From this fine opening Esthema demonstrate a cohesive approach to their music, a music that fuses and encompasses prog, fusion, jazz, chamber, classical, Gypsy, folk and more whilst deriving inspiration from music across the Western, Eastern (including Middle Eastern) hemispheres. Not only do they achieve all of this admirably, but throughout demonstrate an empathy to those genres and ethnic cultures. Although primarily an acoustic album I can envisage Long Goodbye having a broad appeal across a wide spectrum.
The most upbeat track from the album comes in the form of Fire And Shadow and certainly Tom Martin and George Lernis conjure up a driving, if not toe tappingly friendly, pulse to the tune. The middle portion of the track is a more liquid affair with some fine violin bringing to mind the wonderful Akihisa Tsuboy’s more acoustic outings.
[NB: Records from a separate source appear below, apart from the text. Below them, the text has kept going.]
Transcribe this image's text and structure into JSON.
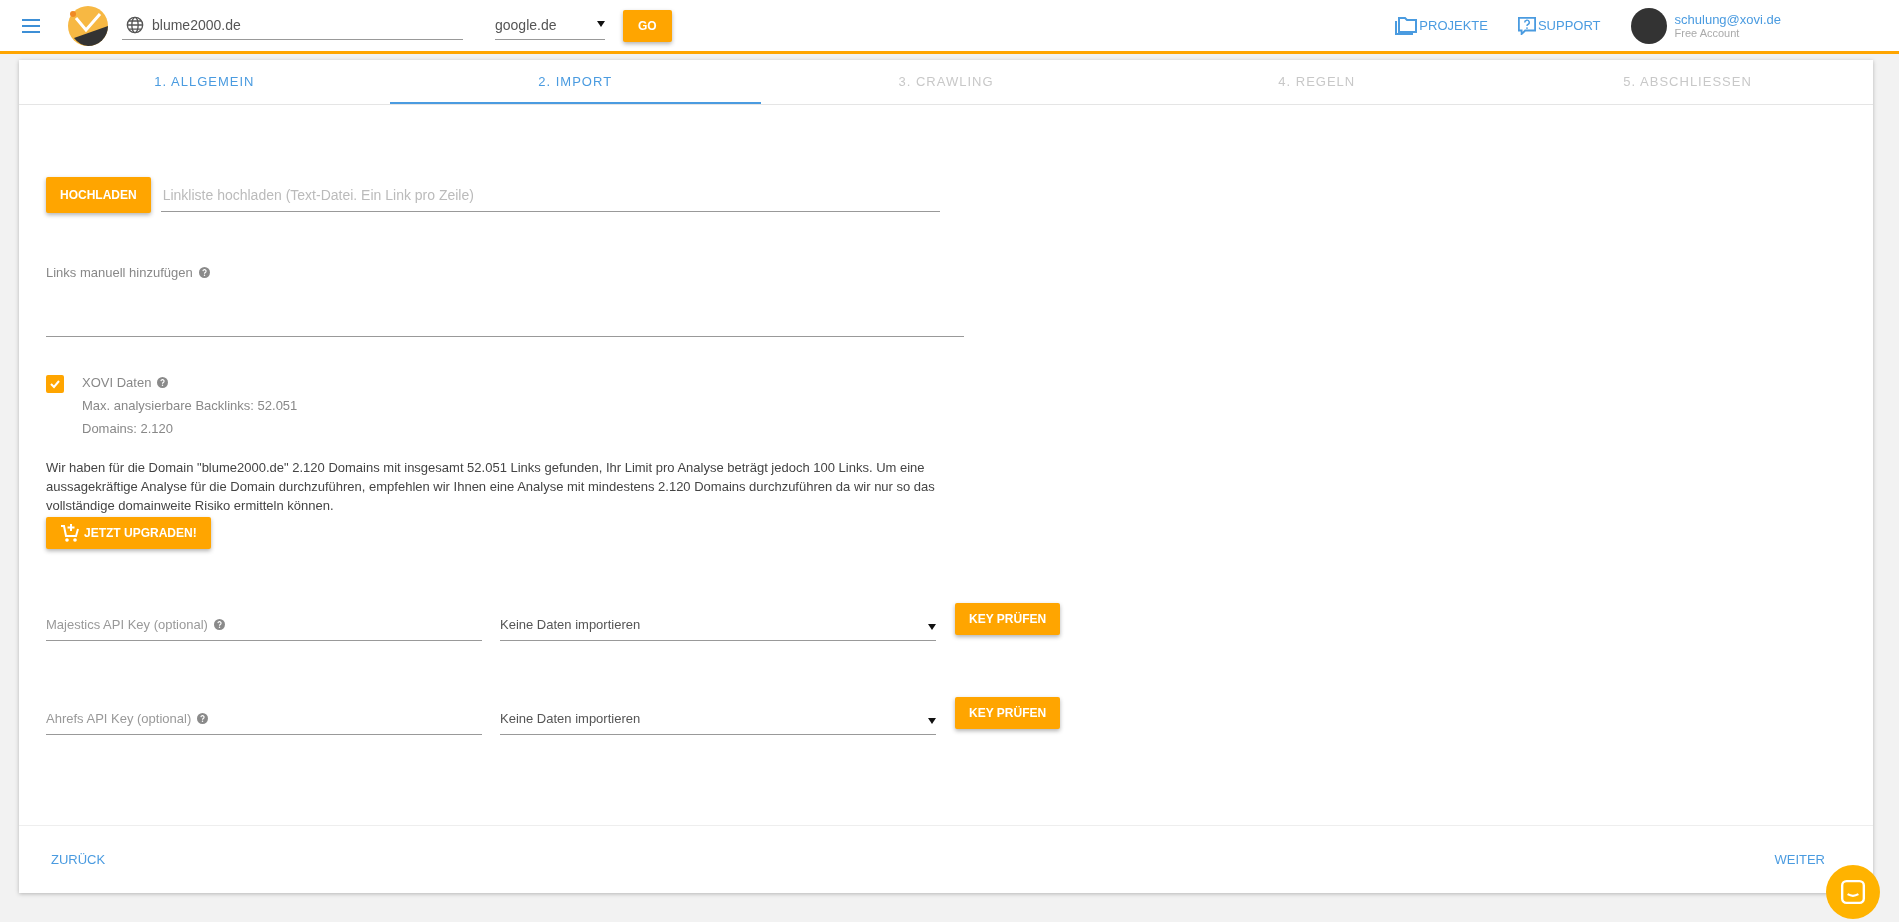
{
  "header": {
    "domain": "blume2000.de",
    "search_engine": "google.de",
    "go": "GO",
    "nav": [
      {
        "kind": "folder",
        "label": "PROJEKTE"
      },
      {
        "kind": "support",
        "label": "SUPPORT"
      }
    ],
    "user": {
      "email": "schulung@xovi.de",
      "plan": "Free Account"
    }
  },
  "steps": [
    {
      "label": "1. ALLGEMEIN",
      "selected": false,
      "disabled": false
    },
    {
      "label": "2. IMPORT",
      "selected": true,
      "disabled": false
    },
    {
      "label": "3. CRAWLING",
      "selected": false,
      "disabled": true
    },
    {
      "label": "4. REGELN",
      "selected": false,
      "disabled": true
    },
    {
      "label": "5. ABSCHLIESSEN",
      "selected": false,
      "disabled": true
    }
  ],
  "upload": {
    "button": "HOCHLADEN",
    "placeholder": "Linkliste hochladen (Text-Datei. Ein Link pro Zeile)"
  },
  "manual": {
    "label": "Links manuell hinzufügen"
  },
  "xovi": {
    "label": "XOVI Daten",
    "checked": true,
    "lines": [
      "Max. analysierbare Backlinks: 52.051",
      "Domains: 2.120"
    ]
  },
  "notice": "Wir haben für die Domain \"blume2000.de\" 2.120 Domains mit insgesamt 52.051 Links gefunden, Ihr Limit pro Analyse beträgt jedoch 100 Links. Um eine aussagekräftige Analyse für die Domain durchzuführen, empfehlen wir Ihnen eine Analyse mit mindestens 2.120 Domains durchzuführen da wir nur so das vollständige domainweite Risiko ermitteln können.",
  "upgrade": "JETZT UPGRADEN!",
  "api_keys": [
    {
      "label": "Majestics API Key (optional)",
      "select": "Keine Daten importieren",
      "button": "KEY PRÜFEN"
    },
    {
      "label": "Ahrefs API Key (optional)",
      "select": "Keine Daten importieren",
      "button": "KEY PRÜFEN"
    }
  ],
  "footer": {
    "back": "ZURÜCK",
    "next": "WEITER"
  }
}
Whereas the subject matter for Reflections From The Past deals with the emotions of being taken away from loved ones, family and friends and reflected in this darker, atmospheric and more sprawling piece – composed by George Lernis. The jazziest and freeform piece on the album, however as appears to be the nature of Esthema, there’s a stunning, upbeat middle section.
Album favourite comes in the form of the gently undulating Without A Moment’s Notice. A great track, especially on headphones, initially with the intertwining guitar and strings drifting effortlessly together and forming a calming aura. The track is however a slow builder and at the mid point the track takes on a sort of ‘danse macabre’, initially lead off by Tom Martin, but swiftly joined by the rest of the musicians. This is track that needs, deserves and rewards multiple listening sessions as it subtlety reveals its charms – inadvertently demonstrating the band’s obvious understanding of more unusual modes, scales and rhythms, but without losing the essence or beauty of the music. Without A Moment’s Notice closes out, primarily with Andy Milas and Mac Ritchey.
In between the lengthier tracks is a great ensemble piece and the delightful Reminiscence, which derives its inspiration from the retelling of old stories and the joy that they bring. This is in stark contrast to theme of the closing piece and the album’s title track. A sombre but absorbing journey chronicling the passing of a life. Onur Dilisen and Naseem Alatrash superbly capture the darker, concluding moments…
Esthema do have an audio page on their website offering brief samples of each of the tracks, although I’m not entirely sure there is enough to do the tracks justice, but hopefully sufficient to make you seek out this imaginative and cultured band. Finally, like most good music it derives its strength and character from the interaction of the musicians. Esthema have managed this in spades and Long Goodbye joins an ever growing list of fine albums released during 2014.
01. Three Sides To Every Story, Part I (2:01)
02. Three Sides To Every Story, Part II (8:21)
03. Three Sides To Every Story, Part III (3:19)
04. Fire And Shadow (6:49)
05. Reflections From The Past (9:07)
06. Without A Moment’s Notice (9:22)
07. Reminiscence (4:22)
08. Long Goodbye (11:41)
Total Time – 55:03
Andy Milas – Guitar
Onur Dilisen – Violin
Naseem Alatrash – Cello
Mac Ritchey – Oud & Bouzouki
Tom Martin – Bass
George Lernis – Drums & Percussion
Record Label: Independent
Year Of Release: 2014
Long Goodbye (2014)
The Nearness And Nowness Of Things (2009)
Apart From The Rest (2007)